The entirety of the Presidential race is just beginning to seem like two sides talking past each other, one modern, the other stuck in a timewarp to 1980. Heck, Romney even seems to think he's running against Jimmy Carter. What worries me is that the current ideology of the right wing has a hold similarly strong to that Bolshevism held in the Soviet Union. It bears so many similar characteristics, particularly with its power to justify and explain the world on a theoretical level (and, unfortunately, with similar accuracy).

Its kinda scary to consider arguing with an empty chair might win.


  1. In fairness, Tz, it is a *really scary* empty chair.

  2. I wonder how much the current right's similarities to the Marxism of a few decades ago owes to the tendency of individuals to move from the far left to the far right, without ever touching down in the center. I know people who were left, center, and right in the 1960 and 1970s. extremely few have moved from the then-center to today's right. But quite a few hvae moved from the then far left to today's far right. My speculation is that some people just crave absolutism and certainty -- far more than they car about what they are being absolutist about.

  3. wj,

    That's an interesting observation. It reminds me of how most fascists had been former socialists (I'm not suggesting an equivalence). It also would explain how so many of those that make the movement have a rather bizarre vision of modern liberalism, their authoritarian and/or absolutist views colored their vision of liberalism in their own past and they fail to recognize that these views were not shared by their former compatriots.

    It's also a good reminder of why the left/right axis isn't good for discussing absolute political positions (it works better for discussing relative positions among individuals from similar groups). Instead, taking authoritarian/absolutist attitudes as a separate aspect of political orientation may work better to describe these political orientations. Both the left and right have displayed these traits at different points in time so this may reveal more consistency in individual views than the left/right axis does, since for these individuals the appeal to authority/certainty may be more important than the distinguishing traits normally associated with left/right orientation.

  4. I have usually visualized the liberal/conservative axis as a ring. If you go far enough in one direction, you find yourself at the extreme of the other. Which makes sense of the fact that it seems to be a much shorter step between far left and far right than between either and moderate.

  5. wj,

    I've never really liked the ring analogy, I prefer to separate out components into a grid rather than a line.

    For instance, if you use an authoritarian to anarchist axis than you can separate out mirror image groups on the left and right. On the left-authoritarian group you can get Bolsheviks with their elite led socialism. On the right, aside from old school monarchists, you get deference to business elites as the true guiders of society.

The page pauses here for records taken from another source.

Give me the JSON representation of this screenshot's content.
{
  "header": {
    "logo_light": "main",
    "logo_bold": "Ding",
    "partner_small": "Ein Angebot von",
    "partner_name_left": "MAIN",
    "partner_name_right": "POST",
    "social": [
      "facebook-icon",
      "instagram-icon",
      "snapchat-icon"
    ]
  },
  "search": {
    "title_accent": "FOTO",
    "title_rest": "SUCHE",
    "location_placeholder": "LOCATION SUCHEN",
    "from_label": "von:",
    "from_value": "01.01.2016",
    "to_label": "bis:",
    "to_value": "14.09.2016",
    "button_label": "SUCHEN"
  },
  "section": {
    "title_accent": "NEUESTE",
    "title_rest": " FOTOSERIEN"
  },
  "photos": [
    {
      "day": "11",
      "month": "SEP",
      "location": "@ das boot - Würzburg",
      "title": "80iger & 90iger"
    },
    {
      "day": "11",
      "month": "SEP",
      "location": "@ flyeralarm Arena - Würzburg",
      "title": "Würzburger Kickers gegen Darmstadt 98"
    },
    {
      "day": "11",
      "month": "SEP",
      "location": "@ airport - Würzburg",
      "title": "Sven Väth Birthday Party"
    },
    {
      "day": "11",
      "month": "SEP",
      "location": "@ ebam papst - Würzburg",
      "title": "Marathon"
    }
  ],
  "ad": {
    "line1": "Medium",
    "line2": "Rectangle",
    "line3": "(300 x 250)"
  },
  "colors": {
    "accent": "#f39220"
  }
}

    At the anarchist end, you get commune socialists and radical libertarian types emphasizing local autonomy.

    Of course, there are other ways to separate out traits. But I wonder if the apparent transition stays in one place on the authoritarian axis, a intellectual leadership leftist shifts loyalty to a business leadership rightist and a communal socialist shifts to a radical libertarian.

    Now I'm curious to find out if this holds, it works well for defectors from socialists to fascism, but I don't really know enough about the modern figures.

    1. There is a lot of merit in going from a 1 dimensional view to two (or more!) dimensions. But it occurs to me that, while I have encountered people moving from extreme left to extreme right, I don't think I have seen anyone moving from extremem authoritarian to extreme libertarian (or vis versa).

      Which leads me to wonder whether a better analogy is something like a truncated cone. (As opposed to a cylindar or a sphere.) The authoritarians of the left and right being closer (in terms of ease of movement) than the libertarians of the left and right. Hmmm....